Brexit is Purely Legal

Today the UK’s High Court ruled that the government can not start the process of leaving the European Union without Parliament’s approval, giving hope for a second chance on Brexit.

Originally Published: 3 Nov 2016 By: Bogi Bozsogi

Why is it happening?

David Cameron convened a referendum on Britain’s possible exit from the European Union for his own political gains — and lost it. However, the referendum result is not legally binding. Prime Minister Theresa May is now striving to give power to the voice of the people, and trigger Article 50, the legal mechanism for member states to withdraw from the EU, by the end of March 2017. The process is standing still so far, and today’s High Court ruling can derail the timetable.

The UK has not evoked Article 50 of the Lisbon Treaty, fundamental document of the EU stating that if a member state decides to withdraw from the Union, first it has to notify the European Council. Once the UK notifies the EU, negotiations on future relations can begin. If no agreement is reached in due course, EU Treaties cease to apply to the leaving member state 2 years after the initial notification.

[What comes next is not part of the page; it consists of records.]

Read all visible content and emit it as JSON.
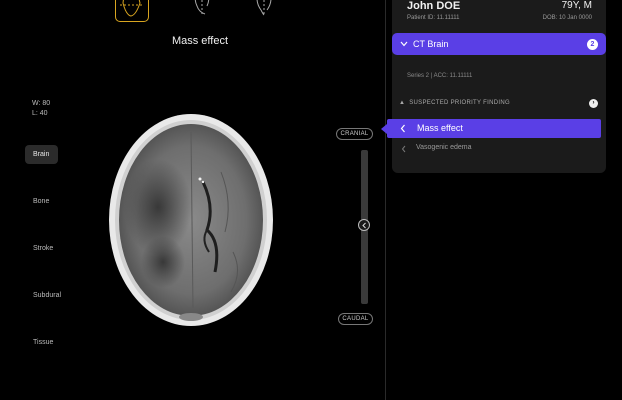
{
  "viewer": {
    "title": "Mass effect",
    "window_level": {
      "width": "W: 80",
      "level": "L: 40"
    },
    "presets": [
      "Brain",
      "Bone",
      "Stroke",
      "Subdural",
      "Tissue"
    ],
    "active_preset": "Brain",
    "orientation": {
      "top": "CRANIAL",
      "bottom": "CAUDAL"
    },
    "view_thumbnails": [
      "axial-head-icon",
      "sagittal-head-icon",
      "coronal-head-icon"
    ]
  },
  "patient": {
    "name": "John DOE",
    "age_sex": "79Y, M",
    "id": "Patient ID: 11.11111",
    "dob": "DOB: 10 Jan 0000"
  },
  "study": {
    "label": "CT Brain",
    "count": "2",
    "series": "Series 2 | ACC: 11.11111",
    "finding_header": "SUSPECTED PRIORITY FINDING",
    "findings": [
      {
        "label": "Mass effect",
        "active": true
      },
      {
        "label": "Vasogenic edema",
        "active": false
      }
    ]
  },
  "colors": {
    "accent": "#5a3fe6",
    "thumb_active": "#d8a520"
  }
}
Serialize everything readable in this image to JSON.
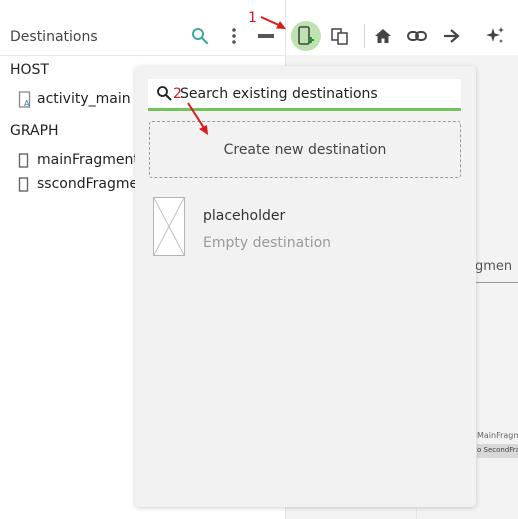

What the High Court, the UK’s supreme court, did today is prohibiting the executive branch to act on its own in starting this process without the approval of Parliament. The government is appealing, so a further hearing is expected next month.

Why does it matter?

Brexit is not a done deal yet. Parliament can not disregard the will of the people, even of such a scarce majority. Nevertheless, there is now hope that they can somehow mitigate the hazardous ramifications of a “clear cut Brexit”; although MPs are unlikely to undo Brexit as it is, for fear of general anger and unrest.

Parliament now is given a second chance to fix what has been broken by politics and the somewhat misused anger of the people. The UK’s constitutional traditions attribute sovereignty primarily to the Parliament, and not to the state itself, thus investing it with unique national power and respect.

What can you do about it?

The UK government should present the Parliament with concrete, palpable terms of agreement, and seek to renegotiate their position within the EU, instead of leaving the Union. This way the British people could be satisfied by a more beneficial role of the UK in Europe. And more importantly, the complete disengagement of the UK could be prevented, with all its unforeseeable local, regional, and global consequences on jobs, finance, investments, trade, currencies, travelling, education and so on.

The British public must push for a reconciliation with the EU to avoid a hardliner Brexit, and raise their voice for a more balanced solution. The legal side to Brexit might seem daunting, but as usually, the devil is in the detail. What happens between a final legal ruling and Article 50 is the art of politics, but the framework for political maneuver is always legal.


Bogi Bozsogi briefs regularly from Budapest, Hungary. She is a candidate for a Master in Arts in International Relations with a focus on Security Studies.